= Beginning of Section =
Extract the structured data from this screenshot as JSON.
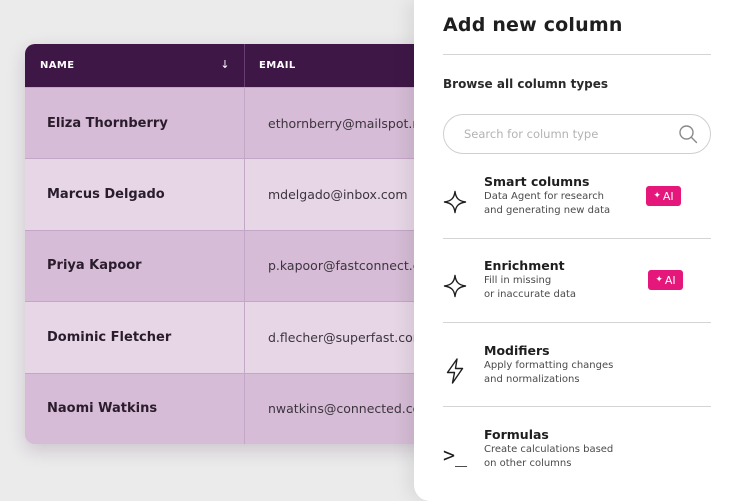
{
  "table": {
    "columns": {
      "name": "NAME",
      "email": "EMAIL",
      "sort_glyph": "↓"
    },
    "rows": [
      {
        "name": "Eliza Thornberry",
        "email": "ethornberry@mailspot.net"
      },
      {
        "name": "Marcus Delgado",
        "email": "mdelgado@inbox.com"
      },
      {
        "name": "Priya Kapoor",
        "email": "p.kapoor@fastconnect.com"
      },
      {
        "name": "Dominic Fletcher",
        "email": "d.flecher@superfast.com"
      },
      {
        "name": "Naomi Watkins",
        "email": "nwatkins@connected.com"
      }
    ]
  },
  "panel": {
    "title": "Add new column",
    "browse_label": "Browse all column types",
    "search": {
      "placeholder": "Search for column type",
      "icon": "search-icon"
    },
    "types": [
      {
        "title": "Smart columns",
        "desc_line1": "Data Agent for research",
        "desc_line2": "and generating new data",
        "icon": "sparkle-icon",
        "badge": "AI"
      },
      {
        "title": "Enrichment",
        "desc_line1": "Fill in missing",
        "desc_line2": "or inaccurate data",
        "icon": "sparkle-icon",
        "badge": "AI"
      },
      {
        "title": "Modifiers",
        "desc_line1": "Apply formatting changes",
        "desc_line2": "and normalizations",
        "icon": "lightning-icon"
      },
      {
        "title": "Formulas",
        "desc_line1": "Create calculations based",
        "desc_line2": "on other columns",
        "icon": "terminal-prompt-icon",
        "glyph": ">_"
      }
    ]
  },
  "colors": {
    "header_bg": "#3f1747",
    "row_dark": "#d6bcd6",
    "row_light": "#e6d6e6",
    "ai_badge": "#e6177a"
  }
}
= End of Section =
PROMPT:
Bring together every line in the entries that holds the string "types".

RESULT OF THE EXERCISE:
    "browse_label": "Browse all column types",
    "types": [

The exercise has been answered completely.